How To Land More Job Interviews and Job offers
If you are not being invited to enough interviews, it is likely because you are not tailoring your CV to specific jobs or you are applying for jobs you are not really qualified for. Tailoring your CV to each job you are applying for might sound like a time-consuming task, but it can significantly increase your chances of securing an interview. Here are some tips to help you get more job interviews – even in a competitive job market
Make sure you understand the requirements
If you’re looking at lots of job descriptions on a daily basis, it is easy to assume that the positions you are applying to are similar enough that you can just send off your CV without really looking into what each particular job entails. However, this is a major mistake. What one company defines as “Account Manager” or “Marketing Manager” may have a completely different set of responsibilities in another company. Make sure you only apply if you fulfil most of the requirements of the role. For example, if I am looking for a Nordic speaker and most of the candidates who apply do not speak any languages apart from English, those candidates are only wasting their and my time.
Ensure your application is keyword-optimised
A lot of companies use ATS (applicant tracking systems) which mine data from your CV by looking for relevant keywords or phrases. Make sure you highlight all of your relevant skills and experience. Your CV must contain keywords that correspond with the description in the job posting, especially if it is industry jargon. Examples of keywords might include specific computer programs or words like ‘e-commerce’ or ‘marketing communications’.
Tailor your summary/skills section to match the job description
Your summary of qualifications and skills should be different for each job you apply for. Make sure you draw the recruiter’s attention to the relevant skills/experience you have by creating a strong skills section on top of your CV.
Mention recent and relevant achievements
Many CVs I see in my recruitment job are very ‘duty-oriented’ – there are no accomplishments listed and even if they are – they are not specific and measurable. If you want to get noticed, you must list some accomplishments that demonstrate the value you bring to an organisation and what problems you solve for your employer. If you’ve hit quota for a certain number of months, streamlined a procedure or have done something that’s saved your company time/money or both – state that. You only have a few minutes to impress an employer!
Once you get the interview, how do you make yourself stand out?
It is actually pretty simple – always back up your answers with examples, quantify your answers as much as you can and make sure you have a few examples prepared of what you’ve done in your current/previous job that would benefit the employer you’re interviewing with. If there is one thing most of my clients have in common is that they struggle with answering competency or behavioral interview questions during job interviews. The questions will start with “Tell me about a time…” or “Describe a situation…” and then you might be encouraged to elaborate further with questions like “So, what were you thinking at that point?” or “What was your decision-making process?”. The interviewer will try to establish what benefits you will bring to the company and why the benefits you offer might be more appealing than those of other candidates.

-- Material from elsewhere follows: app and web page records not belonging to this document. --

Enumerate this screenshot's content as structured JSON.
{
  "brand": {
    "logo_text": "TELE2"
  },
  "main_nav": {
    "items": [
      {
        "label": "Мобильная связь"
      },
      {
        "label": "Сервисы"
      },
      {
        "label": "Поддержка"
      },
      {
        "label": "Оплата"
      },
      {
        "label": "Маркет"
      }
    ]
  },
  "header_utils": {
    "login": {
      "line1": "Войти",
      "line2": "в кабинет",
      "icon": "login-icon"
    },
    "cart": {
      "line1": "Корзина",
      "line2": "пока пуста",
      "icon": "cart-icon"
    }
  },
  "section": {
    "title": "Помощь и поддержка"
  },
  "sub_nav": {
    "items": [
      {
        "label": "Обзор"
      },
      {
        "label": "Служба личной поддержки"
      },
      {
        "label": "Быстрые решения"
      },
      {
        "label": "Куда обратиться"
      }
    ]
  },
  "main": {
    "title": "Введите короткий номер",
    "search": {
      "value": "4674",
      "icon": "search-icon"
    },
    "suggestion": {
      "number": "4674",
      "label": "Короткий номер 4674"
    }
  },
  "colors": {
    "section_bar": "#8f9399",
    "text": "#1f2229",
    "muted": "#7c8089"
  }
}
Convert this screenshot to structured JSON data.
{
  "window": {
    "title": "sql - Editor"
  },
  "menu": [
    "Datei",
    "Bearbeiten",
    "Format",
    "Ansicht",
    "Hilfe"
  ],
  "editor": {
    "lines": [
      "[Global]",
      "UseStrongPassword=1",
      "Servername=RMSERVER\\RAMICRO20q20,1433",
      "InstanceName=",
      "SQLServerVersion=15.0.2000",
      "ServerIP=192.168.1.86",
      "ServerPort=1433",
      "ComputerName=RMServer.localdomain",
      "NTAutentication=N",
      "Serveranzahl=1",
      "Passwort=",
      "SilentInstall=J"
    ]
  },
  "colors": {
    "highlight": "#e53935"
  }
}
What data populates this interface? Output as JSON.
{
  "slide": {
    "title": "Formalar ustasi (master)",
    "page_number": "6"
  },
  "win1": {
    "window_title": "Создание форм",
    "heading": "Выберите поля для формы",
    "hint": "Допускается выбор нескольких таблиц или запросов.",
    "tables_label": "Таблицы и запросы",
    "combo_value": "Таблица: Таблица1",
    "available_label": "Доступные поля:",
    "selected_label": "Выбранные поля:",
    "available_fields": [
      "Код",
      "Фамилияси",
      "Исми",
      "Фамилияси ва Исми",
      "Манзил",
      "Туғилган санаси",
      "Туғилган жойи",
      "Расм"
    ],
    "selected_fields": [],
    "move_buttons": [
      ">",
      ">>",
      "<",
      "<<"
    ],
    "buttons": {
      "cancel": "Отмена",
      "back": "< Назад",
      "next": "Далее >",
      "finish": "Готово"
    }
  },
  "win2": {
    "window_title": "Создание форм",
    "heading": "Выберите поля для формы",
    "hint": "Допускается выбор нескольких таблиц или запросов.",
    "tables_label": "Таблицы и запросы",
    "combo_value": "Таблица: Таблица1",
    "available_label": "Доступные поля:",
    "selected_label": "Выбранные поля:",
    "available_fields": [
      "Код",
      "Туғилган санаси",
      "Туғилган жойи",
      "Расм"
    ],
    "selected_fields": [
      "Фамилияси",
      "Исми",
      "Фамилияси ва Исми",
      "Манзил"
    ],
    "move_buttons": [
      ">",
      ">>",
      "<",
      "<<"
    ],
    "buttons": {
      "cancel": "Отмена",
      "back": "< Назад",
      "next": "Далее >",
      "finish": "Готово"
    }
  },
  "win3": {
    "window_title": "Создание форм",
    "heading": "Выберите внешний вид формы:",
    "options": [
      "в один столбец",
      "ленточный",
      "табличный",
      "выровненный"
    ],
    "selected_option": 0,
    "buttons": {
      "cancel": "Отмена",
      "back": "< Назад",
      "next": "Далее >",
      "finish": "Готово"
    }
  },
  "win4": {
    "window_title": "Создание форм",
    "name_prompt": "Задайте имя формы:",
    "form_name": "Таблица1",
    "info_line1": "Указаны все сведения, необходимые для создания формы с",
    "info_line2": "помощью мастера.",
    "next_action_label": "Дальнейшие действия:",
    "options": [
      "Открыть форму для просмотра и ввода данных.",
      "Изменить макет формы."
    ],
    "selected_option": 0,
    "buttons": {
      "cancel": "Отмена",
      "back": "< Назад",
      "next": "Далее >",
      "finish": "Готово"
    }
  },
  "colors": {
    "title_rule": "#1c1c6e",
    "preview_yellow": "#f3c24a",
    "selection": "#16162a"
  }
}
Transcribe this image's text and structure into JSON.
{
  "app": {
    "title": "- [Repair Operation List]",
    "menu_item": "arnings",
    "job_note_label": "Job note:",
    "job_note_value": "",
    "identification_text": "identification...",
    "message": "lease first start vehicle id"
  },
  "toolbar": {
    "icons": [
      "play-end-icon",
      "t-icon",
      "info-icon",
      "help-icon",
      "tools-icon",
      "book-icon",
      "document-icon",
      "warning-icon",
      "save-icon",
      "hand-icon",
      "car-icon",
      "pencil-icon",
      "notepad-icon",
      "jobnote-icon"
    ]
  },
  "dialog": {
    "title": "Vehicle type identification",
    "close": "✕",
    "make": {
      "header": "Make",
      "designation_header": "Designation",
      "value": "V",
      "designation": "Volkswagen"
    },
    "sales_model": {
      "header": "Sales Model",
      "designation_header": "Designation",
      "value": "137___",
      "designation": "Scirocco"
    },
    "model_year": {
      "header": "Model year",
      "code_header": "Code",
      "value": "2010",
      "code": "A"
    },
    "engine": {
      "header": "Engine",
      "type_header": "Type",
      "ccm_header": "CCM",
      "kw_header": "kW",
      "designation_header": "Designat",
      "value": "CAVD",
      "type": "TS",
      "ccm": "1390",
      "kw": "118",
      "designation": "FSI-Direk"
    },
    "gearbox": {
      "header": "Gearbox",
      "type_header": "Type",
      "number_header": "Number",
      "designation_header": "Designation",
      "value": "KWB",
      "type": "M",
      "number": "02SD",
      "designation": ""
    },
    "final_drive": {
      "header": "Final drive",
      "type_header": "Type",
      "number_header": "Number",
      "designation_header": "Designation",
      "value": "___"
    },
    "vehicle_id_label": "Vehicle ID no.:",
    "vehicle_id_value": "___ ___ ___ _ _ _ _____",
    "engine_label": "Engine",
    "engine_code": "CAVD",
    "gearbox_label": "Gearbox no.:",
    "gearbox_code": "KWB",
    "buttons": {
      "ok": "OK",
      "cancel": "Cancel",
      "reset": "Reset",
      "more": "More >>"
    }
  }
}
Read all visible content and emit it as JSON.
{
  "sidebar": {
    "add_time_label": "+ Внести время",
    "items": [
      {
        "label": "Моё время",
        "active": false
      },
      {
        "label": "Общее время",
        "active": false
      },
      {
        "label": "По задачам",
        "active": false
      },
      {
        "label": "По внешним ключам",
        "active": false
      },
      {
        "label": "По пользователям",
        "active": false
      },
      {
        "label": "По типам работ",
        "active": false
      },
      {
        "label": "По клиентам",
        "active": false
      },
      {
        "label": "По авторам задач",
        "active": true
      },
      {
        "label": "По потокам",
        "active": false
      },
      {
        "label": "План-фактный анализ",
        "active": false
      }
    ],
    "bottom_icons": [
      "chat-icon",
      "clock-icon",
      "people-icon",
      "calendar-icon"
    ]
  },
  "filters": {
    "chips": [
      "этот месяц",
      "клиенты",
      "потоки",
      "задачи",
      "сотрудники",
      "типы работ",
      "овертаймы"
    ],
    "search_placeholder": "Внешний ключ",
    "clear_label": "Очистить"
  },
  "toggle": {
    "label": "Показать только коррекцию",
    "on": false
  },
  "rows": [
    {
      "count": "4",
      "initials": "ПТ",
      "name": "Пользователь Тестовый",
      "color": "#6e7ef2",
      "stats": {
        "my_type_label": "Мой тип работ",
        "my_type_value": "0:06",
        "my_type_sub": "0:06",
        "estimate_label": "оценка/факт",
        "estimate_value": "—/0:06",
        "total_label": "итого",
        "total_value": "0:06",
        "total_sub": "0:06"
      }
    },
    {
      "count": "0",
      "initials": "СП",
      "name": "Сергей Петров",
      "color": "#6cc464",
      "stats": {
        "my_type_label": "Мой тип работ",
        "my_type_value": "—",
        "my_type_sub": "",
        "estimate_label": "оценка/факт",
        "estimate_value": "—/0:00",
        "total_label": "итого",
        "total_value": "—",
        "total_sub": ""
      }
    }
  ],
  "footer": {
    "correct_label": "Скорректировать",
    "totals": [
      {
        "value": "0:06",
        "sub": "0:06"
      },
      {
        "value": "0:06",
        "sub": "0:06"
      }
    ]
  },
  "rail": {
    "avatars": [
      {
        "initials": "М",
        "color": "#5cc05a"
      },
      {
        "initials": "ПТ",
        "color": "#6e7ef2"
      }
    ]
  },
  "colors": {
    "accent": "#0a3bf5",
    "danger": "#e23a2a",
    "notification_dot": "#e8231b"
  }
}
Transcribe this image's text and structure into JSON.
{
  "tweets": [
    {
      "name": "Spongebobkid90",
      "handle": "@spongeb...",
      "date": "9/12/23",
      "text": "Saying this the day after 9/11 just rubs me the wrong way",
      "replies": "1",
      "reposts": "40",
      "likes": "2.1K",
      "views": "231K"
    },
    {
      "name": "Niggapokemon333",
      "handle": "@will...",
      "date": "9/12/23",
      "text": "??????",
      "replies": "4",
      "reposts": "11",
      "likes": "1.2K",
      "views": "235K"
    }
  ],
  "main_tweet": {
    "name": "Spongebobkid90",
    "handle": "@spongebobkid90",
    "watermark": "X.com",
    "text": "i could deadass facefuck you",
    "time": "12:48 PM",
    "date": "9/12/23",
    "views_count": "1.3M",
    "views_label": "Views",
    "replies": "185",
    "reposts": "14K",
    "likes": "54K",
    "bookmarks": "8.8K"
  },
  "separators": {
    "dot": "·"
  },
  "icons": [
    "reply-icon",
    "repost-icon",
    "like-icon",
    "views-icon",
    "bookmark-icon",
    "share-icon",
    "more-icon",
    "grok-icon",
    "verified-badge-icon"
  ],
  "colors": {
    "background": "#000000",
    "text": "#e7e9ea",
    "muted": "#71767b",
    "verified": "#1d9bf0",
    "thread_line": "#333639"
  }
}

Therefore, when giving examples, I’d recommend that you use the S.T.A.R. statement format:
S – Situation
T – Task
A – Action
R – Result
S.T.A.R. represents how your key skills are applied in work. Your STAR examples should illustrate your depth of knowledge, level of ability and value for each key skill.
Describe a work-related situation that you were in or the task that you needed to accomplish. Be very specific and give details, but keep it short and concise.
Describe the action you took and be sure to keep the focus on you. Even if you are discussing a group project or effort, describe what you did – not the efforts of the team.
Don’t say what you might do, or would do – tell the interviewer what you did.
Describe what you achieved. What happened? How did the event end? What did you accomplish? What did you learn? How much time/money did you save?
Create S.T.A.R. statements from the jobs on your CV that you want to bring attention to. As you use the statements as examples, your interviewer will become familiar with the various positions you have held, and will get a good idea of your track record of success in those various positions.
By Margaret Buj
Margaret Buj is an Interview Coach and Head of Recruitment at Yieldify as well as a qualified Personal Performance & Corporate and Executive Coach.
Margaret Buj is an Interview Coach and Head of Recruitment at Yieldify who teaches professionals how to get hired, promoted and paid more. She has 11 years of international experience interviewing professionals at all levels, from students to senior executives across a number of industries, both in the private and public sector. She is also a qualified Personal Performance & Corporate and Executive Coach and can help you with developing confidence and the attitude that will make it easier for you to get any job you want.
Margaret has been featured in Cosmopolitan magazine, interviewed for The Financial Times and Management Today and is a writer for CareerAttraction.com. She has spoken at many career events and has written 2 e-books related to job search and successful interviewing.